* Stored dataset items

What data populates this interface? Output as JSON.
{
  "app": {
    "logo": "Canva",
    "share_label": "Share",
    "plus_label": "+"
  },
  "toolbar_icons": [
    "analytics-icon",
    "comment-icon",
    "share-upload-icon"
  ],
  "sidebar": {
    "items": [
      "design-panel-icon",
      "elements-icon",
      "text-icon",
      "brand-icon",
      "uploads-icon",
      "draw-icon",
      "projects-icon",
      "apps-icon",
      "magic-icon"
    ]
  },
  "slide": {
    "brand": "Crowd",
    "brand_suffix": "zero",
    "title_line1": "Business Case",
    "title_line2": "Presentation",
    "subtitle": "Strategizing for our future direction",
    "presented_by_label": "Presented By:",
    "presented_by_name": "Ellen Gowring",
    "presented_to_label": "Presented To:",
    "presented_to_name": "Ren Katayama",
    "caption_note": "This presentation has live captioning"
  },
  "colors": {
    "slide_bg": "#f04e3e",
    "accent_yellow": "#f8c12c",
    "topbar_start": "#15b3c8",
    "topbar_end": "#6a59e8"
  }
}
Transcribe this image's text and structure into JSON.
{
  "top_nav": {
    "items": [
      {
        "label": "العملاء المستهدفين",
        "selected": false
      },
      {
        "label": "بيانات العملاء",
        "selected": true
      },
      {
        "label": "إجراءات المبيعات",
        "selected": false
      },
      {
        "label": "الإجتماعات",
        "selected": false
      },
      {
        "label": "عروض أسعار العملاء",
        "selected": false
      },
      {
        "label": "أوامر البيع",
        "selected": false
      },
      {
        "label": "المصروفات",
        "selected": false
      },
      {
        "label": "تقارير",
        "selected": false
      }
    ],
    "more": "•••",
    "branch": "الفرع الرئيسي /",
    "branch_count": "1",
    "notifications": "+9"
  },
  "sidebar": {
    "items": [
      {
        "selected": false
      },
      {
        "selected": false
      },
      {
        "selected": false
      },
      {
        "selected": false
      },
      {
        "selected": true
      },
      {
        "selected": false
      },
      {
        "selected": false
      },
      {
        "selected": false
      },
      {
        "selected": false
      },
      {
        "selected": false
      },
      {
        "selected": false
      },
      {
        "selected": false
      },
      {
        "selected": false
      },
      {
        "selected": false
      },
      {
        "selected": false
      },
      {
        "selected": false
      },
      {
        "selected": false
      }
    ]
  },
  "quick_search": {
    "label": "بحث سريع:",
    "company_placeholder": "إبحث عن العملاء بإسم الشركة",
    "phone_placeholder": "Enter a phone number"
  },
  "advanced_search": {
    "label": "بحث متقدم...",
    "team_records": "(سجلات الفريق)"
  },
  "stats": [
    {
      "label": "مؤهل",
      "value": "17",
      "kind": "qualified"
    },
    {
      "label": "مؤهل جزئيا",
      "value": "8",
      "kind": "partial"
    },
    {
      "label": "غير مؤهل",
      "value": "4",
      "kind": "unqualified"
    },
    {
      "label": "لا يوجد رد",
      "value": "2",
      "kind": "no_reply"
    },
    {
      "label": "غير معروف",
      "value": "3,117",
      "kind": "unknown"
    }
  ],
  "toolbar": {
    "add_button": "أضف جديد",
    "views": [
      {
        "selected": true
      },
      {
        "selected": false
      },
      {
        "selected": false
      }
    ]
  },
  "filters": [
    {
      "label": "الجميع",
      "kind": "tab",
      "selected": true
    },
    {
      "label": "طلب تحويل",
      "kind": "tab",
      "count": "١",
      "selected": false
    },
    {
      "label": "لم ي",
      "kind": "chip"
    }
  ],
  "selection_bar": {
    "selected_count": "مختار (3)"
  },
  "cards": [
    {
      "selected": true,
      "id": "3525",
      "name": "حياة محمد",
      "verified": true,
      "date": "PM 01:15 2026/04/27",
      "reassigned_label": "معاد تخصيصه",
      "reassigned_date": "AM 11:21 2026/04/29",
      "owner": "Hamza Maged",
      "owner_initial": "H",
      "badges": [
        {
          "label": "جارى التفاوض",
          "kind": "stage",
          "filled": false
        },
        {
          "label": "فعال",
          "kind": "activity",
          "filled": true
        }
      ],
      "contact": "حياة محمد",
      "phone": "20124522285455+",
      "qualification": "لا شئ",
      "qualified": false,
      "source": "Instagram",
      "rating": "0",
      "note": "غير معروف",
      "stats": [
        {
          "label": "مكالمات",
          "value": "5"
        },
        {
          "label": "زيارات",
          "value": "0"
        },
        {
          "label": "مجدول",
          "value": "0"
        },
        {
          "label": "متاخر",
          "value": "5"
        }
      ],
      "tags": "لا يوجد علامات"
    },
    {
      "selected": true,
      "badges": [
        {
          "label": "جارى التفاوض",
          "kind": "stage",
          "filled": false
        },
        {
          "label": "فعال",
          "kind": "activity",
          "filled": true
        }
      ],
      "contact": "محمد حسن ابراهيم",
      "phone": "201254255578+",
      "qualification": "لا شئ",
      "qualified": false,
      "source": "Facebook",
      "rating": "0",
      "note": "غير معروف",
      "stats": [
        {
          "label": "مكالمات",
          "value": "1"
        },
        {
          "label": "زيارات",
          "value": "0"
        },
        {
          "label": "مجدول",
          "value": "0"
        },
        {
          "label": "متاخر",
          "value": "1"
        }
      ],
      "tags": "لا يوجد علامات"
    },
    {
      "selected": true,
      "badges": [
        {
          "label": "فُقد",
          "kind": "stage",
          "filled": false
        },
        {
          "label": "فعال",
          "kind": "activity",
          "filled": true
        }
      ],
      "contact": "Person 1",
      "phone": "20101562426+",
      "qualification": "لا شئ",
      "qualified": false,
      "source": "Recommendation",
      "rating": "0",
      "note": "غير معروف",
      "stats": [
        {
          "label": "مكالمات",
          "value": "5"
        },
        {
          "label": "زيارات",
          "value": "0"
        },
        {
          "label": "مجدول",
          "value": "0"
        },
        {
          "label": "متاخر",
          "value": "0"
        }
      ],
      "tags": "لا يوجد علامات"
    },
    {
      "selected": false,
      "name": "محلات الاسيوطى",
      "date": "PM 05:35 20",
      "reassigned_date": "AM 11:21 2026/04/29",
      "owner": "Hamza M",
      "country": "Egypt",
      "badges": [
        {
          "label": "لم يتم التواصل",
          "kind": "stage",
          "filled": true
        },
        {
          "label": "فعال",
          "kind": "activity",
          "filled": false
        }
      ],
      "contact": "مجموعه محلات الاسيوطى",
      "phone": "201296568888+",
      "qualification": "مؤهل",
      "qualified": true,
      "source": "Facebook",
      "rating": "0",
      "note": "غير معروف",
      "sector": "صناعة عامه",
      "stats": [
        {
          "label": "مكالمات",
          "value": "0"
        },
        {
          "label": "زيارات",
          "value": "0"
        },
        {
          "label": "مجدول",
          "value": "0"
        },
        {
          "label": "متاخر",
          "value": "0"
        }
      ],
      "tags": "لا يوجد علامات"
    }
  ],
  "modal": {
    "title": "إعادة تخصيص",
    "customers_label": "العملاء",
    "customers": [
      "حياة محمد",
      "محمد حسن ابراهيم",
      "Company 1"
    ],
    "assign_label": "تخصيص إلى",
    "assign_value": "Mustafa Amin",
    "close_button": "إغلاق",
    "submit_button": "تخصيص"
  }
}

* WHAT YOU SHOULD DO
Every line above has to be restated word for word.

* EXPECTED ANSWER
What data populates this interface? Output as JSON.
{
  "app": {
    "logo": "Canva",
    "share_label": "Share",
    "plus_label": "+"
  },
  "toolbar_icons": [
    "analytics-icon",
    "comment-icon",
    "share-upload-icon"
  ],
  "sidebar": {
    "items": [
      "design-panel-icon",
      "elements-icon",
      "text-icon",
      "brand-icon",
      "uploads-icon",
      "draw-icon",
      "projects-icon",
      "apps-icon",
      "magic-icon"
    ]
  },
  "slide": {
    "brand": "Crowd",
    "brand_suffix": "zero",
    "title_line1": "Business Case",
    "title_line2": "Presentation",
    "subtitle": "Strategizing for our future direction",
    "presented_by_label": "Presented By:",
    "presented_by_name": "Ellen Gowring",
    "presented_to_label": "Presented To:",
    "presented_to_name": "Ren Katayama",
    "caption_note": "This presentation has live captioning"
  },
  "colors": {
    "slide_bg": "#f04e3e",
    "accent_yellow": "#f8c12c",
    "topbar_start": "#15b3c8",
    "topbar_end": "#6a59e8"
  }
}
Transcribe this image's text and structure into JSON.
{
  "top_nav": {
    "items": [
      {
        "label": "العملاء المستهدفين",
        "selected": false
      },
      {
        "label": "بيانات العملاء",
        "selected": true
      },
      {
        "label": "إجراءات المبيعات",
        "selected": false
      },
      {
        "label": "الإجتماعات",
        "selected": false
      },
      {
        "label": "عروض أسعار العملاء",
        "selected": false
      },
      {
        "label": "أوامر البيع",
        "selected": false
      },
      {
        "label": "المصروفات",
        "selected": false
      },
      {
        "label": "تقارير",
        "selected": false
      }
    ],
    "more": "•••",
    "branch": "الفرع الرئيسي /",
    "branch_count": "1",
    "notifications": "+9"
  },
  "sidebar": {
    "items": [
      {
        "selected": false
      },
      {
        "selected": false
      },
      {
        "selected": false
      },
      {
        "selected": false
      },
      {
        "selected": true
      },
      {
        "selected": false
      },
      {
        "selected": false
      },
      {
        "selected": false
      },
      {
        "selected": false
      },
      {
        "selected": false
      },
      {
        "selected": false
      },
      {
        "selected": false
      },
      {
        "selected": false
      },
      {
        "selected": false
      },
      {
        "selected": false
      },
      {
        "selected": false
      },
      {
        "selected": false
      }
    ]
  },
  "quick_search": {
    "label": "بحث سريع:",
    "company_placeholder": "إبحث عن العملاء بإسم الشركة",
    "phone_placeholder": "Enter a phone number"
  },
  "advanced_search": {
    "label": "بحث متقدم...",
    "team_records": "(سجلات الفريق)"
  },
  "stats": [
    {
      "label": "مؤهل",
      "value": "17",
      "kind": "qualified"
    },
    {
      "label": "مؤهل جزئيا",
      "value": "8",
      "kind": "partial"
    },
    {
      "label": "غير مؤهل",
      "value": "4",
      "kind": "unqualified"
    },
    {
      "label": "لا يوجد رد",
      "value": "2",
      "kind": "no_reply"
    },
    {
      "label": "غير معروف",
      "value": "3,117",
      "kind": "unknown"
    }
  ],
  "toolbar": {
    "add_button": "أضف جديد",
    "views": [
      {
        "selected": true
      },
      {
        "selected": false
      },
      {
        "selected": false
      }
    ]
  },
  "filters": [
    {
      "label": "الجميع",
      "kind": "tab",
      "selected": true
    },
    {
      "label": "طلب تحويل",
      "kind": "tab",
      "count": "١",
      "selected": false
    },
    {
      "label": "لم ي",
      "kind": "chip"
    }
  ],
  "selection_bar": {
    "selected_count": "مختار (3)"
  },
  "cards": [
    {
      "selected": true,
      "id": "3525",
      "name": "حياة محمد",
      "verified": true,
      "date": "PM 01:15 2026/04/27",
      "reassigned_label": "معاد تخصيصه",
      "reassigned_date": "AM 11:21 2026/04/29",
      "owner": "Hamza Maged",
      "owner_initial": "H",
      "badges": [
        {
          "label": "جارى التفاوض",
          "kind": "stage",
          "filled": false
        },
        {
          "label": "فعال",
          "kind": "activity",
          "filled": true
        }
      ],
      "contact": "حياة محمد",
      "phone": "20124522285455+",
      "qualification": "لا شئ",
      "qualified": false,
      "source": "Instagram",
      "rating": "0",
      "note": "غير معروف",
      "stats": [
        {
          "label": "مكالمات",
          "value": "5"
        },
        {
          "label": "زيارات",
          "value": "0"
        },
        {
          "label": "مجدول",
          "value": "0"
        },
        {
          "label": "متاخر",
          "value": "5"
        }
      ],
      "tags": "لا يوجد علامات"
    },
    {
      "selected": true,
      "badges": [
        {
          "label": "جارى التفاوض",
          "kind": "stage",
          "filled": false
        },
        {
          "label": "فعال",
          "kind": "activity",
          "filled": true
        }
      ],
      "contact": "محمد حسن ابراهيم",
      "phone": "201254255578+",
      "qualification": "لا شئ",
      "qualified": false,
      "source": "Facebook",
      "rating": "0",
      "note": "غير معروف",
      "stats": [
        {
          "label": "مكالمات",
          "value": "1"
        },
        {
          "label": "زيارات",
          "value": "0"
        },
        {
          "label": "مجدول",
          "value": "0"
        },
        {
          "label": "متاخر",
          "value": "1"
        }
      ],
      "tags": "لا يوجد علامات"
    },
    {
      "selected": true,
      "badges": [
        {
          "label": "فُقد",
          "kind": "stage",
          "filled": false
        },
        {
          "label": "فعال",
          "kind": "activity",
          "filled": true
        }
      ],
      "contact": "Person 1",
      "phone": "20101562426+",
      "qualification": "لا شئ",
      "qualified": false,
      "source": "Recommendation",
      "rating": "0",
      "note": "غير معروف",
      "stats": [
        {
          "label": "مكالمات",
          "value": "5"
        },
        {
          "label": "زيارات",
          "value": "0"
        },
        {
          "label": "مجدول",
          "value": "0"
        },
        {
          "label": "متاخر",
          "value": "0"
        }
      ],
      "tags": "لا يوجد علامات"
    },
    {
      "selected": false,
      "name": "محلات الاسيوطى",
      "date": "PM 05:35 20",
      "reassigned_date": "AM 11:21 2026/04/29",
      "owner": "Hamza M",
      "country": "Egypt",
      "badges": [
        {
          "label": "لم يتم التواصل",
          "kind": "stage",
          "filled": true
        },
        {
          "label": "فعال",
          "kind": "activity",
          "filled": false
        }
      ],
      "contact": "مجموعه محلات الاسيوطى",
      "phone": "201296568888+",
      "qualification": "مؤهل",
      "qualified": true,
      "source": "Facebook",
      "rating": "0",
      "note": "غير معروف",
      "sector": "صناعة عامه",
      "stats": [
        {
          "label": "مكالمات",
          "value": "0"
        },
        {
          "label": "زيارات",
          "value": "0"
        },
        {
          "label": "مجدول",
          "value": "0"
        },
        {
          "label": "متاخر",
          "value": "0"
        }
      ],
      "tags": "لا يوجد علامات"
    }
  ],
  "modal": {
    "title": "إعادة تخصيص",
    "customers_label": "العملاء",
    "customers": [
      "حياة محمد",
      "محمد حسن ابراهيم",
      "Company 1"
    ],
    "assign_label": "تخصيص إلى",
    "assign_value": "Mustafa Amin",
    "close_button": "إغلاق",
    "submit_button": "تخصيص"
  }
}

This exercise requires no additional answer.